Book Club or Motorcycle Club?
Find your place in the world.
When Christians learn that I am both a pastor and a member of a secular motorcycle club, they are curious. But usually, in the course of our conversation, they tell me how they could never do what I do.
To the contrary, I want Christians to know that they can and should be doing something very much like my outreach to bikers. We are called to be salt and light in the world (Matthew 5:13-16). How do we expect the world to see our works unless we are among them (1 Peter 2:12)? Or are we merely expecting them to come to us? Jesus has sent us all into the world in the same way that He was sent (John 17:18).
Here are some tips for building meaningful relationships with those who do not share your faith:
Pray. When I first came to realize how poorly I was doing, in responding to God’s call to live among non-Christians, I focused on Matthew 9:38: “Therefore pray earnestly to the Lord of the harvest to send out laborers into His harvest.” Every day I begged God to show me whom I was to be involved with and how to go about doing it. Within a few weeks it was as if the opportunity came to me. Joining a motorcycle club had not been on my list of possible opportunities. But when God allowed my path to cross that of a few of these men, it was obvious.
Do what you love. Starting with prayer does not mean that you simply sit back and wait. Begin to put yourself in places where relationships might start. Most likely, where God uses you will involve an interest you already have. I love motorcycles. You may love golf, cars, hunting, fashion, reading or crafts. There are others who love these things, too, and they also need Jesus. You may be knee-deep in involvement in a hobby, but perhaps you do it alone or with other Christians. Go find non-Christians who love what you love and share life with them.
Invite them in. As you share common experiences, do not just leave it at that. Invite your friends to go deeper in relationship with you. Start by inviting them to a meal. Have their family over for dinner. Begin to do more life together. Remember, the point is for you to get to know them and for them to get to know you.
Live a life worthy of the gospel. You will be getting to know people very well, and they you. Are you upholding a lifestyle that reflects the character of Jesus, while at the same time allowing them to be completely non-Christian in their lifestyle? You do not get to judge them. Jesus will do that sometime in the future, which is why you are doing this in the first place.
It may get boring. Really, it will. You would think that hanging out with bikers is always exciting. Yet at times I want to move on to something else. I think the boredom mainly comes because we do not share a common faith. I must continually remind myself why I am there: This is not a short-term mission trip; it is a relationship. When you share life with people, they will naturally see the effect Jesus has on your life. If you put time into this journey, you will find yourself giving a reason for the hope that is in you.
A word for pastors:
Hold your staff to this.
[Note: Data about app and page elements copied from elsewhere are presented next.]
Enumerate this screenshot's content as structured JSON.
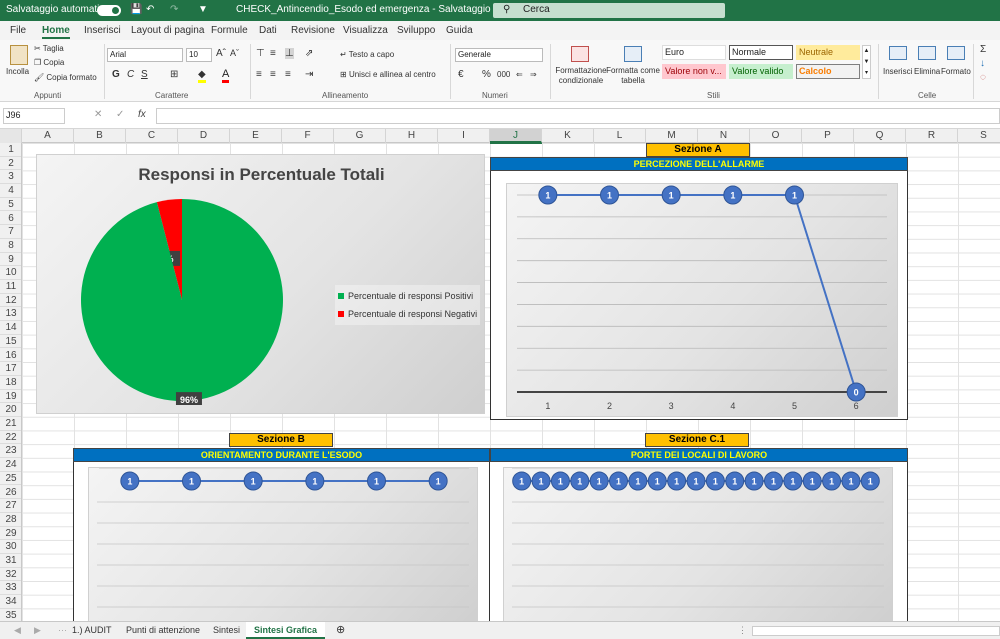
{
  "titlebar": {
    "autosave": "Salvataggio automatico",
    "filename": "CHECK_Antincendio_Esodo ed emergenza - Salvataggio completato",
    "search": "Cerca"
  },
  "tabs": [
    "File",
    "Home",
    "Inserisci",
    "Layout di pagina",
    "Formule",
    "Dati",
    "Revisione",
    "Visualizza",
    "Sviluppo",
    "Guida"
  ],
  "ribbon": {
    "clipboard": {
      "paste": "Incolla",
      "cut": "Taglia",
      "copy": "Copia",
      "format_painter": "Copia formato",
      "label": "Appunti"
    },
    "font": {
      "name": "Arial",
      "size": "10",
      "label": "Carattere",
      "bold": "G",
      "italic": "C",
      "underline": "S"
    },
    "alignment": {
      "wrap": "Testo a capo",
      "merge": "Unisci e allinea al centro",
      "label": "Allineamento"
    },
    "number": {
      "format": "Generale",
      "label": "Numeri"
    },
    "styles": {
      "cond": "Formattazione condizionale",
      "table": "Formatta come tabella",
      "euro": "Euro",
      "normale": "Normale",
      "neutrale": "Neutrale",
      "non_valido": "Valore non v...",
      "valido": "Valore valido",
      "calcolo": "Calcolo",
      "label": "Stili"
    },
    "cells": {
      "insert": "Inserisci",
      "delete": "Elimina",
      "format": "Formato",
      "label": "Celle"
    }
  },
  "formula_bar": {
    "name_box": "J96",
    "fx": "fx"
  },
  "columns": [
    "A",
    "B",
    "C",
    "D",
    "E",
    "F",
    "G",
    "H",
    "I",
    "J",
    "K",
    "L",
    "M",
    "N",
    "O",
    "P",
    "Q",
    "R",
    "S"
  ],
  "rows": [
    "1",
    "2",
    "3",
    "4",
    "5",
    "6",
    "7",
    "8",
    "9",
    "10",
    "11",
    "12",
    "13",
    "14",
    "15",
    "16",
    "17",
    "18",
    "19",
    "20",
    "21",
    "22",
    "23",
    "24",
    "25",
    "26",
    "27",
    "28",
    "29",
    "30",
    "31",
    "32",
    "33",
    "34",
    "35"
  ],
  "sections": {
    "a_title": "Sezione A",
    "a_sub": "PERCEZIONE DELL'ALLARME",
    "b_title": "Sezione B",
    "b_sub": "ORIENTAMENTO DURANTE L'ESODO",
    "c_title": "Sezione C.1",
    "c_sub": "PORTE DEI LOCALI DI LAVORO"
  },
  "chart_data": [
    {
      "type": "pie",
      "title": "Responsi in Percentuale Totali",
      "series": [
        {
          "name": "Percentuale di responsi Positivi",
          "value": 96,
          "label": "96%",
          "color": "#00b050"
        },
        {
          "name": "Percentuale di responsi Negativi",
          "value": 4,
          "label": "4%",
          "color": "#ff0000"
        }
      ],
      "legend": "right"
    },
    {
      "type": "line",
      "categories": [
        "1",
        "2",
        "3",
        "4",
        "5",
        "6"
      ],
      "values": [
        1,
        1,
        1,
        1,
        1,
        0
      ],
      "ylim": [
        0,
        1
      ],
      "color": "#4472c4"
    },
    {
      "type": "line",
      "values": [
        1,
        1,
        1,
        1,
        1,
        1
      ],
      "ylim": [
        0,
        1
      ],
      "color": "#4472c4"
    },
    {
      "type": "line",
      "values": [
        1,
        1,
        1,
        1,
        1,
        1,
        1,
        1,
        1,
        1,
        1,
        1,
        1,
        1,
        1,
        1,
        1,
        1,
        1
      ],
      "ylim": [
        0,
        1
      ],
      "color": "#4472c4"
    }
  ],
  "sheets": [
    "1.) AUDIT",
    "Punti di attenzione",
    "Sintesi",
    "Sintesi Grafica"
  ],
  "active_sheet": "Sintesi Grafica"
}
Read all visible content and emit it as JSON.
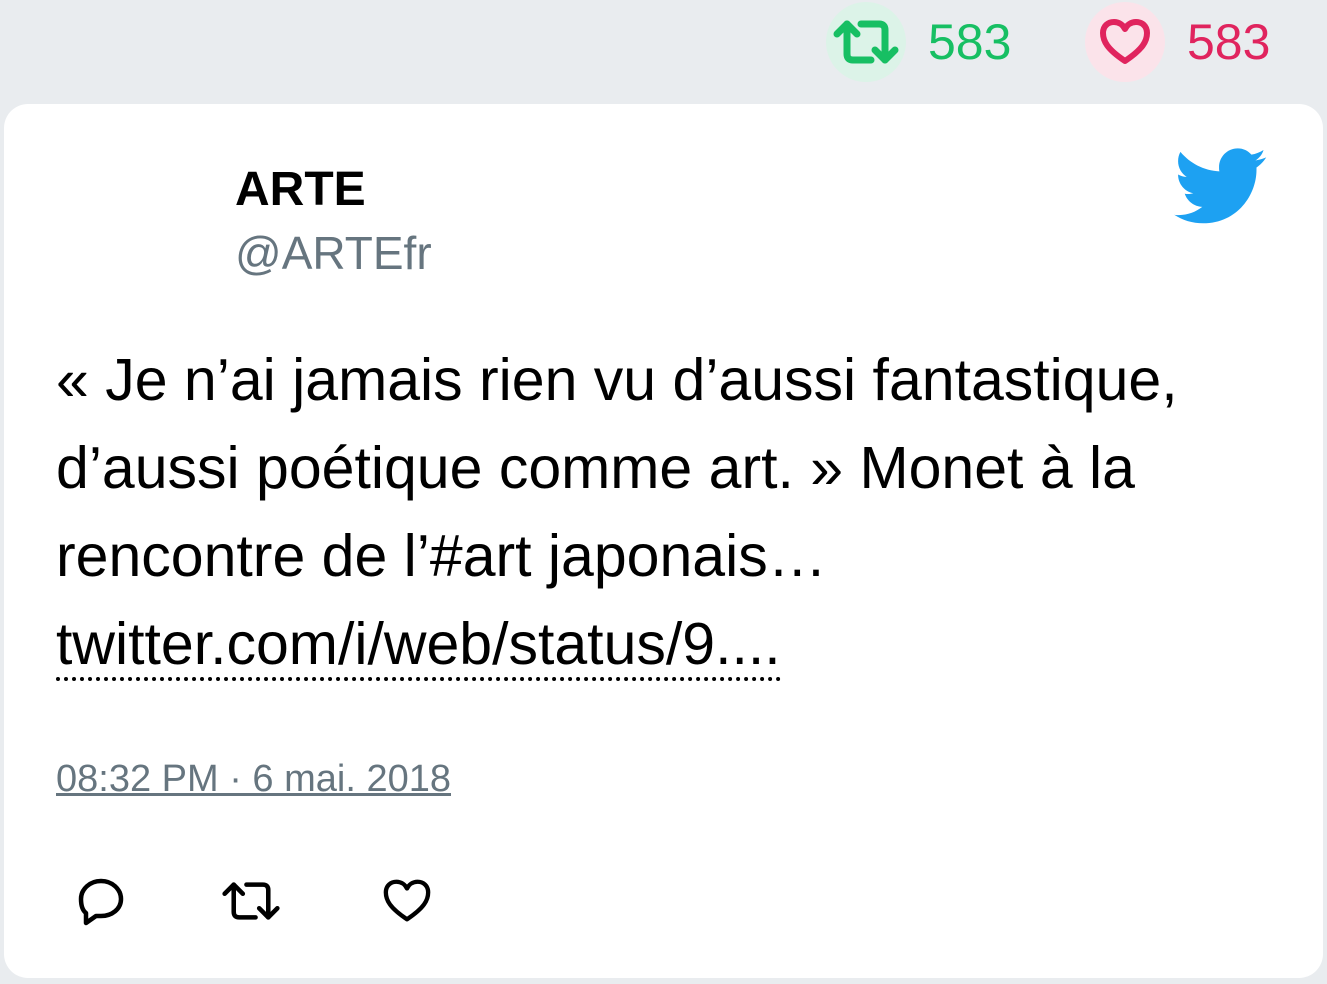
{
  "stats": {
    "retweet_count": "583",
    "like_count": "583"
  },
  "tweet": {
    "author_name": "ARTE",
    "author_handle": "@ARTEfr",
    "text": "« Je n’ai jamais rien vu d’aussi fantastique, d’aussi poétique comme art. » Monet à la rencontre de l’#art japonais… ",
    "link_text": "twitter.com/i/web/status/9....",
    "timestamp": "08:32 PM · 6 mai. 2018"
  },
  "icons": {
    "stats_retweet": "retweet-icon",
    "stats_like": "heart-icon",
    "logo": "twitter-bird-icon",
    "reply": "reply-icon",
    "retweet": "retweet-icon",
    "like": "heart-icon"
  },
  "colors": {
    "retweet": "#17bf63",
    "like": "#e0245e",
    "twitter_blue": "#1da1f2",
    "muted": "#66757f"
  }
}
Imagine what your church might look like if your staff modeled this kind of life and your people began to follow. Years ago I was an associate pastor in a church where outside evangelism was in the job description of each lead staff member. We were even allowed to carve time out of our workweek to make it happen.
We began every staff meeting with brief reports of where we were investing our time—celebrating and holding each other accountable. One staff member believed there was no place for her to get involved with non-Christians. Every meeting she was challenged to keep trying, until she found herself developing relationships in a quilting group. She had found her place.
Find your place in the world—with nonbelievers who love what you love—and share life with them.